**Source material:**
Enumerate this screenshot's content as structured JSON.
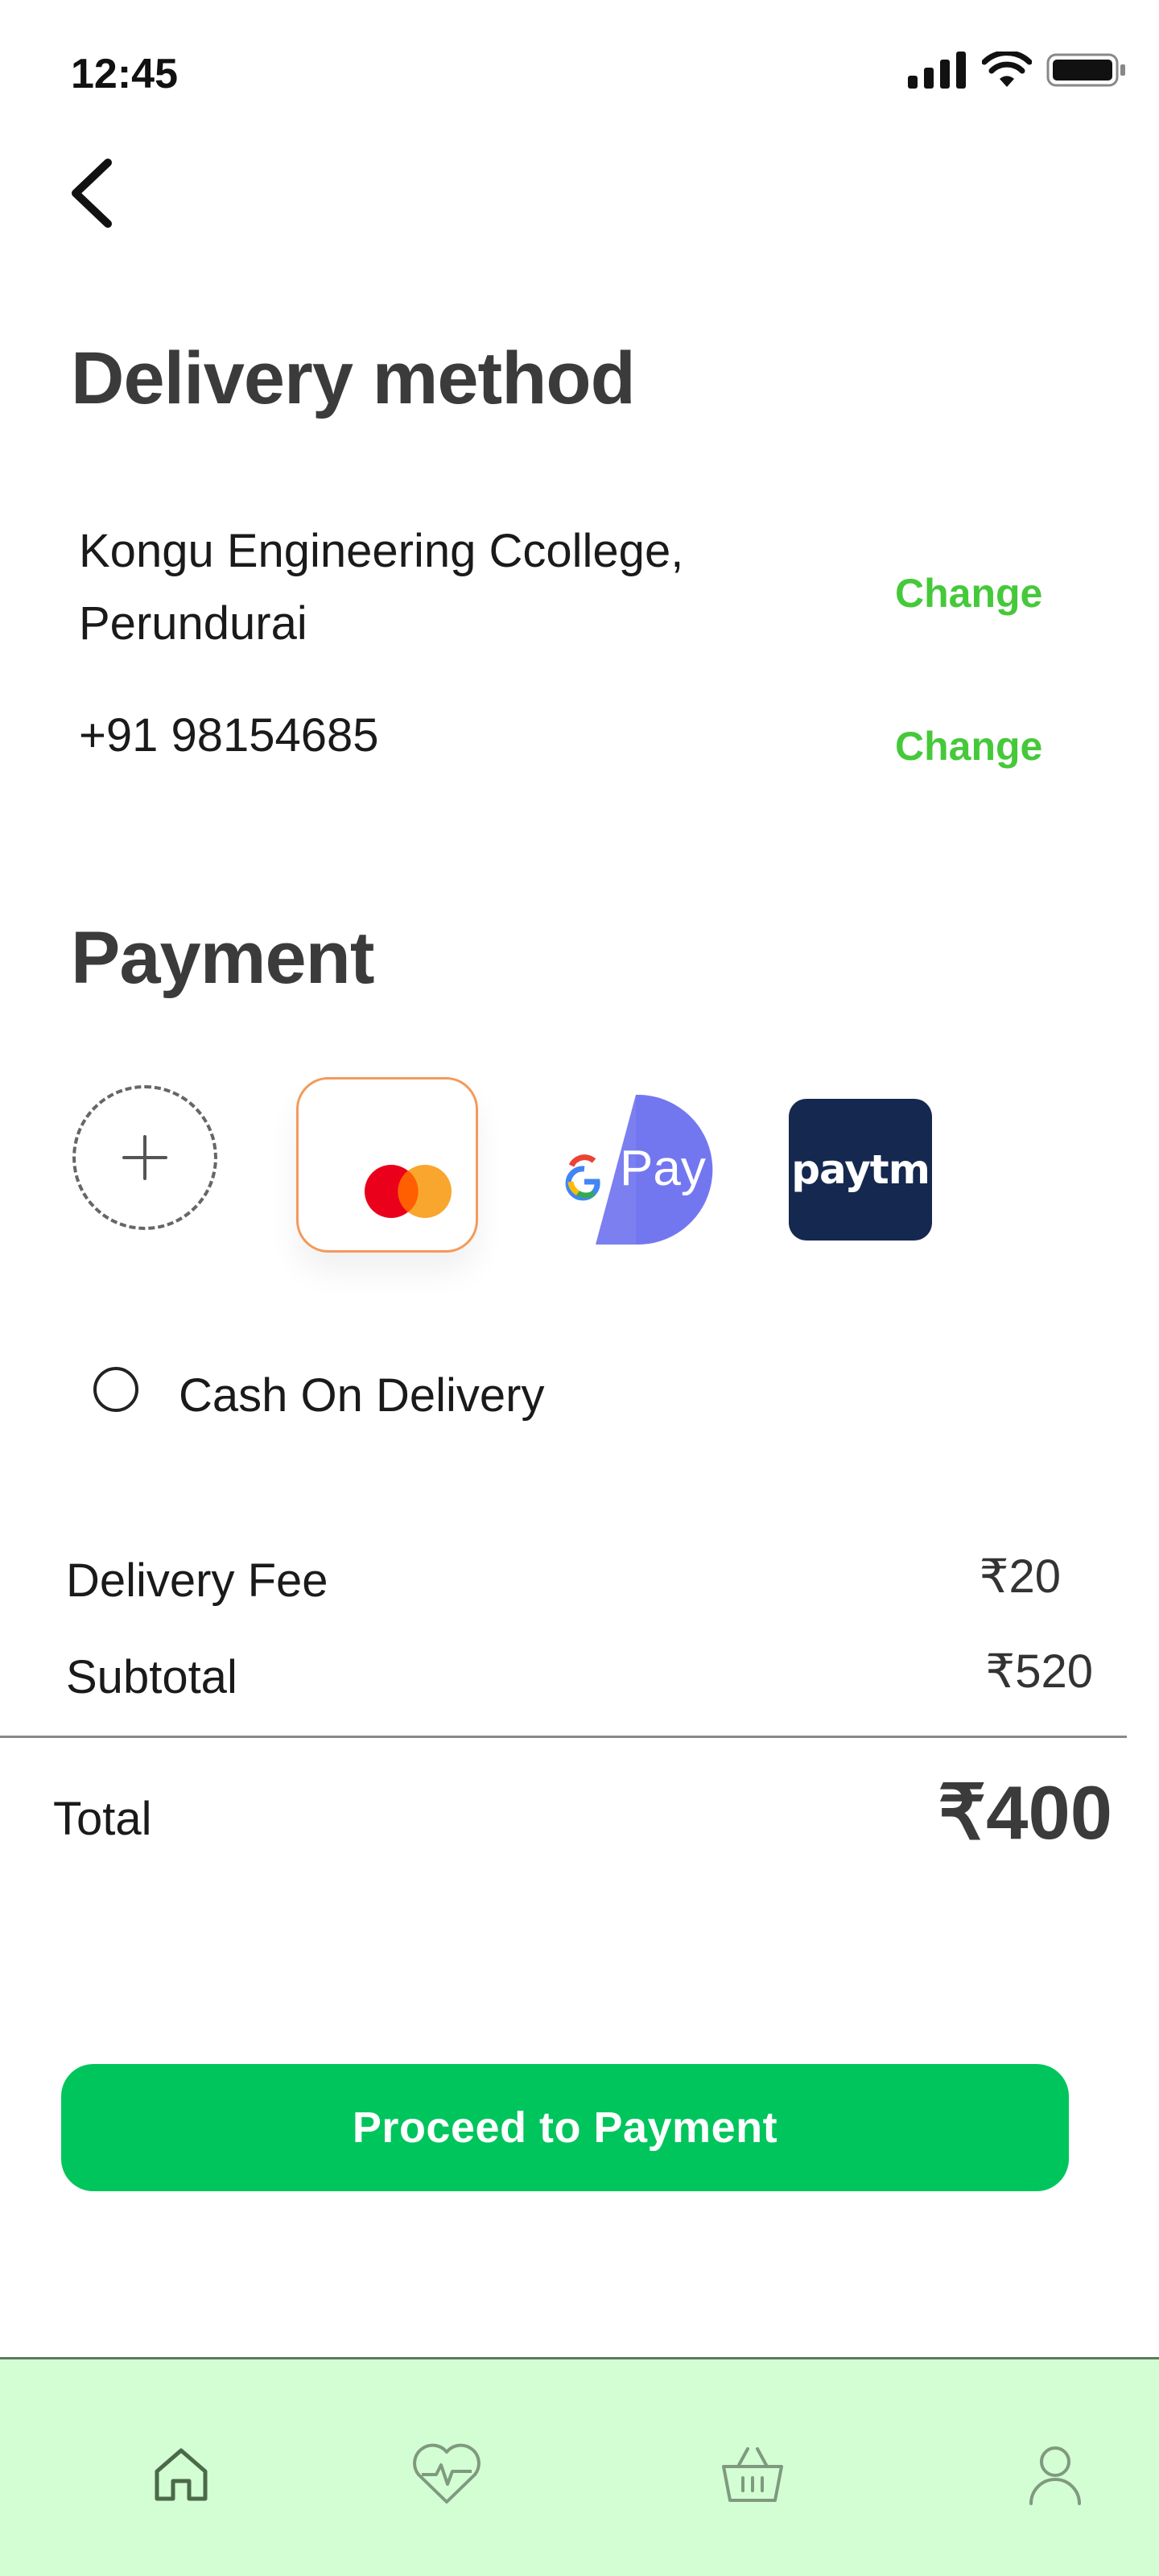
{
  "status_bar": {
    "time": "12:45",
    "icons": [
      "signal-icon",
      "wifi-icon",
      "battery-icon"
    ]
  },
  "header": {
    "back_icon": "chevron-left-icon"
  },
  "delivery": {
    "title": "Delivery method",
    "address_line1": "Kongu Engineering Ccollege,",
    "address_line2": "Perundurai",
    "phone": "+91 98154685",
    "change_address_label": "Change",
    "change_phone_label": "Change",
    "accent_color": "#45c93a"
  },
  "payment": {
    "title": "Payment",
    "methods": [
      {
        "icon": "add-icon"
      },
      {
        "icon": "mastercard-icon"
      },
      {
        "icon": "gpay-icon",
        "label": "Pay"
      },
      {
        "icon": "paytm-icon",
        "label": "paytm"
      }
    ],
    "cash_on_delivery_label": "Cash On Delivery"
  },
  "summary": {
    "delivery_fee_label": "Delivery Fee",
    "delivery_fee_value": "₹20",
    "subtotal_label": "Subtotal",
    "subtotal_value": "₹520",
    "total_label": "Total",
    "total_value": "₹400"
  },
  "cta": {
    "label": "Proceed to Payment",
    "color": "#00c55d"
  },
  "bottom_nav": {
    "background": "#d3fed3",
    "items": [
      "home-icon",
      "health-icon",
      "basket-icon",
      "profile-icon"
    ]
  }
}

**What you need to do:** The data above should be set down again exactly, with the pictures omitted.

**Answer to this exercise:**
Enumerate this screenshot's content as structured JSON.
{
  "status_bar": {
    "time": "12:45",
    "icons": [
      "signal-icon",
      "wifi-icon",
      "battery-icon"
    ]
  },
  "header": {
    "back_icon": "chevron-left-icon"
  },
  "delivery": {
    "title": "Delivery method",
    "address_line1": "Kongu Engineering Ccollege,",
    "address_line2": "Perundurai",
    "phone": "+91 98154685",
    "change_address_label": "Change",
    "change_phone_label": "Change",
    "accent_color": "#45c93a"
  },
  "payment": {
    "title": "Payment",
    "methods": [
      {
        "icon": "add-icon"
      },
      {
        "icon": "mastercard-icon"
      },
      {
        "icon": "gpay-icon",
        "label": "Pay"
      },
      {
        "icon": "paytm-icon",
        "label": "paytm"
      }
    ],
    "cash_on_delivery_label": "Cash On Delivery"
  },
  "summary": {
    "delivery_fee_label": "Delivery Fee",
    "delivery_fee_value": "₹20",
    "subtotal_label": "Subtotal",
    "subtotal_value": "₹520",
    "total_label": "Total",
    "total_value": "₹400"
  },
  "cta": {
    "label": "Proceed to Payment",
    "color": "#00c55d"
  },
  "bottom_nav": {
    "background": "#d3fed3",
    "items": [
      "home-icon",
      "health-icon",
      "basket-icon",
      "profile-icon"
    ]
  }
}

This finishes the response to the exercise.